> _WHAT THIS TASK INVOLVES_
Copy every record exactly as it stands. Leave the pictures out.

App and web page records:
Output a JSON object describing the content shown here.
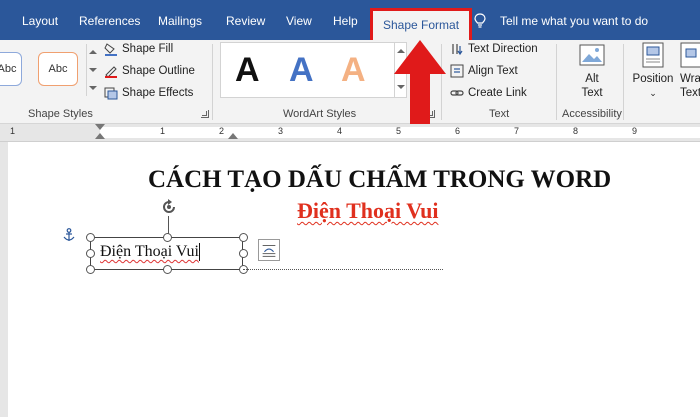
{
  "tabs": [
    "Layout",
    "References",
    "Mailings",
    "Review",
    "View",
    "Help"
  ],
  "active_tab": "Shape Format",
  "tell_me": "Tell me what you want to do",
  "ribbon": {
    "shape_styles": {
      "presets": [
        "Abc",
        "Abc"
      ],
      "fill": "Shape Fill",
      "outline": "Shape Outline",
      "effects": "Shape Effects",
      "label": "Shape Styles"
    },
    "wordart": {
      "letters": [
        "A",
        "A",
        "A"
      ],
      "colors": [
        "#111111",
        "#4472c4",
        "#f4b183"
      ],
      "label": "WordArt Styles"
    },
    "text": {
      "direction": "Text Direction",
      "align": "Align Text",
      "link": "Create Link",
      "label": "Text"
    },
    "accessibility": {
      "alt_text_line1": "Alt",
      "alt_text_line2": "Text",
      "label": "Accessibility"
    },
    "arrange": {
      "position": "Position",
      "wrap_line1": "Wra",
      "wrap_line2": "Text"
    }
  },
  "ruler": {
    "numbers": [
      "1",
      "1",
      "2",
      "3",
      "4",
      "5",
      "6",
      "7",
      "8",
      "9"
    ]
  },
  "document": {
    "title": "CÁCH TẠO DẤU CHẤM TRONG WORD",
    "subtitle": "Điện Thoại Vui",
    "textbox_text": "Điện Thoại Vui"
  },
  "colors": {
    "ribbon_blue": "#2b579a",
    "highlight_red": "#e01a1a",
    "subtitle_red": "#e0301e"
  },
  "icons": [
    "lightbulb-icon",
    "shape-fill-icon",
    "shape-outline-icon",
    "shape-effects-icon",
    "text-direction-icon",
    "align-text-icon",
    "create-link-icon",
    "alt-text-icon",
    "position-icon",
    "wrap-text-icon",
    "rotate-handle-icon",
    "anchor-icon",
    "layout-options-icon",
    "red-arrow"
  ]
}
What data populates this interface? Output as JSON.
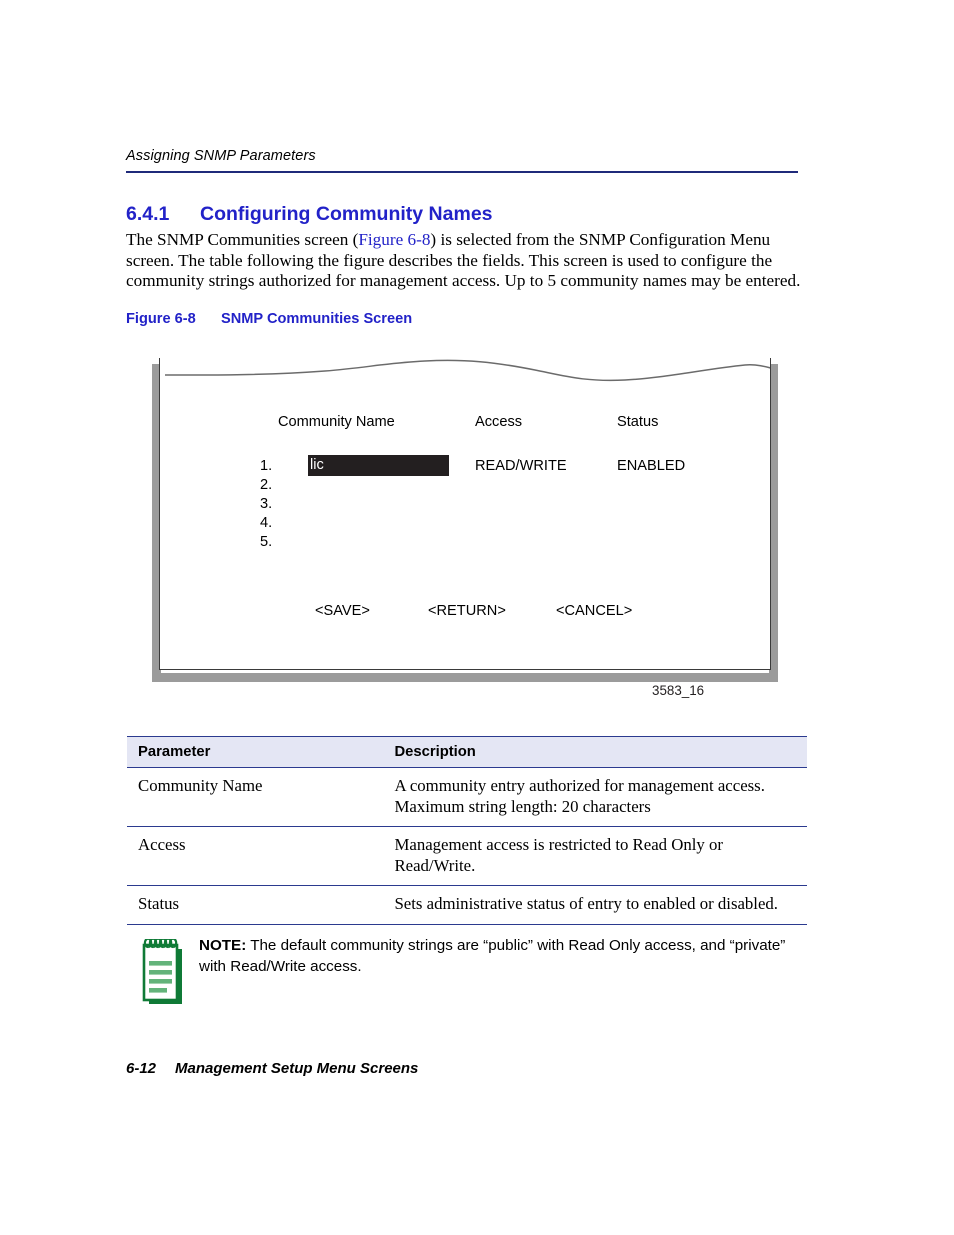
{
  "header": {
    "running_title": "Assigning SNMP Parameters",
    "rule_color": "#1f2a7a"
  },
  "section": {
    "number": "6.4.1",
    "title": "Configuring Community Names",
    "heading_color": "#2222c8"
  },
  "body": {
    "part1": "The SNMP Communities screen (",
    "xref": "Figure 6-8",
    "part2": ") is selected from the SNMP Configuration Menu screen. The table following the figure describes the fields. This screen is used to configure the community strings authorized for management access. Up to 5 community names may be entered."
  },
  "figure": {
    "caption_label": "Figure 6-8",
    "caption_title": "SNMP Communities Screen",
    "figure_id": "3583_16",
    "screen": {
      "columns": {
        "community_name": "Community Name",
        "access": "Access",
        "status": "Status"
      },
      "entries": [
        {
          "index": "1.",
          "community_name": "lic",
          "access": "READ/WRITE",
          "status": "ENABLED",
          "highlighted": "true"
        },
        {
          "index": "2.",
          "community_name": "",
          "access": "",
          "status": ""
        },
        {
          "index": "3.",
          "community_name": "",
          "access": "",
          "status": ""
        },
        {
          "index": "4.",
          "community_name": "",
          "access": "",
          "status": ""
        },
        {
          "index": "5.",
          "community_name": "",
          "access": "",
          "status": ""
        }
      ],
      "actions": {
        "save": "<SAVE>",
        "return": "<RETURN>",
        "cancel": "<CANCEL>"
      },
      "field_highlight_color": "#231f20",
      "frame_color": "#9b9b9b"
    }
  },
  "param_table": {
    "headers": {
      "parameter": "Parameter",
      "description": "Description"
    },
    "header_bg": "#e4e6f4",
    "rule_color": "#2b3a8f",
    "rows": [
      {
        "parameter": "Community Name",
        "description_line1": "A community entry authorized for management access.",
        "description_line2": "Maximum string length: 20 characters"
      },
      {
        "parameter": "Access",
        "description_line1": "Management access is restricted to Read Only or",
        "description_line2": "Read/Write."
      },
      {
        "parameter": "Status",
        "description_line1": "Sets administrative status of entry to enabled or disabled.",
        "description_line2": ""
      }
    ]
  },
  "note": {
    "label": "NOTE:",
    "text": "The default community strings are “public” with Read Only access, and “private” with Read/Write access.",
    "icon_border_color": "#0f7a36",
    "icon_line_color": "#63b37a"
  },
  "footer": {
    "page_number": "6-12",
    "title": "Management Setup Menu Screens"
  }
}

> _RESULT FOR THIS TASK_
Output a JSON object describing the content shown here.
{
  "tabs": [
    "Layout",
    "References",
    "Mailings",
    "Review",
    "View",
    "Help"
  ],
  "active_tab": "Shape Format",
  "tell_me": "Tell me what you want to do",
  "ribbon": {
    "shape_styles": {
      "presets": [
        "Abc",
        "Abc"
      ],
      "fill": "Shape Fill",
      "outline": "Shape Outline",
      "effects": "Shape Effects",
      "label": "Shape Styles"
    },
    "wordart": {
      "letters": [
        "A",
        "A",
        "A"
      ],
      "colors": [
        "#111111",
        "#4472c4",
        "#f4b183"
      ],
      "label": "WordArt Styles"
    },
    "text": {
      "direction": "Text Direction",
      "align": "Align Text",
      "link": "Create Link",
      "label": "Text"
    },
    "accessibility": {
      "alt_text_line1": "Alt",
      "alt_text_line2": "Text",
      "label": "Accessibility"
    },
    "arrange": {
      "position": "Position",
      "wrap_line1": "Wra",
      "wrap_line2": "Text"
    }
  },
  "ruler": {
    "numbers": [
      "1",
      "1",
      "2",
      "3",
      "4",
      "5",
      "6",
      "7",
      "8",
      "9"
    ]
  },
  "document": {
    "title": "CÁCH TẠO DẤU CHẤM TRONG WORD",
    "subtitle": "Điện Thoại Vui",
    "textbox_text": "Điện Thoại Vui"
  },
  "colors": {
    "ribbon_blue": "#2b579a",
    "highlight_red": "#e01a1a",
    "subtitle_red": "#e0301e"
  },
  "icons": [
    "lightbulb-icon",
    "shape-fill-icon",
    "shape-outline-icon",
    "shape-effects-icon",
    "text-direction-icon",
    "align-text-icon",
    "create-link-icon",
    "alt-text-icon",
    "position-icon",
    "wrap-text-icon",
    "rotate-handle-icon",
    "anchor-icon",
    "layout-options-icon",
    "red-arrow"
  ]
}
What data populates this interface? Output as JSON.
{
  "header": {
    "running_title": "Assigning SNMP Parameters",
    "rule_color": "#1f2a7a"
  },
  "section": {
    "number": "6.4.1",
    "title": "Configuring Community Names",
    "heading_color": "#2222c8"
  },
  "body": {
    "part1": "The SNMP Communities screen (",
    "xref": "Figure 6-8",
    "part2": ") is selected from the SNMP Configuration Menu screen. The table following the figure describes the fields. This screen is used to configure the community strings authorized for management access. Up to 5 community names may be entered."
  },
  "figure": {
    "caption_label": "Figure 6-8",
    "caption_title": "SNMP Communities Screen",
    "figure_id": "3583_16",
    "screen": {
      "columns": {
        "community_name": "Community Name",
        "access": "Access",
        "status": "Status"
      },
      "entries": [
        {
          "index": "1.",
          "community_name": "lic",
          "access": "READ/WRITE",
          "status": "ENABLED",
          "highlighted": "true"
        },
        {
          "index": "2.",
          "community_name": "",
          "access": "",
          "status": ""
        },
        {
          "index": "3.",
          "community_name": "",
          "access": "",
          "status": ""
        },
        {
          "index": "4.",
          "community_name": "",
          "access": "",
          "status": ""
        },
        {
          "index": "5.",
          "community_name": "",
          "access": "",
          "status": ""
        }
      ],
      "actions": {
        "save": "<SAVE>",
        "return": "<RETURN>",
        "cancel": "<CANCEL>"
      },
      "field_highlight_color": "#231f20",
      "frame_color": "#9b9b9b"
    }
  },
  "param_table": {
    "headers": {
      "parameter": "Parameter",
      "description": "Description"
    },
    "header_bg": "#e4e6f4",
    "rule_color": "#2b3a8f",
    "rows": [
      {
        "parameter": "Community Name",
        "description_line1": "A community entry authorized for management access.",
        "description_line2": "Maximum string length: 20 characters"
      },
      {
        "parameter": "Access",
        "description_line1": "Management access is restricted to Read Only or",
        "description_line2": "Read/Write."
      },
      {
        "parameter": "Status",
        "description_line1": "Sets administrative status of entry to enabled or disabled.",
        "description_line2": ""
      }
    ]
  },
  "note": {
    "label": "NOTE:",
    "text": "The default community strings are “public” with Read Only access, and “private” with Read/Write access.",
    "icon_border_color": "#0f7a36",
    "icon_line_color": "#63b37a"
  },
  "footer": {
    "page_number": "6-12",
    "title": "Management Setup Menu Screens"
  }
}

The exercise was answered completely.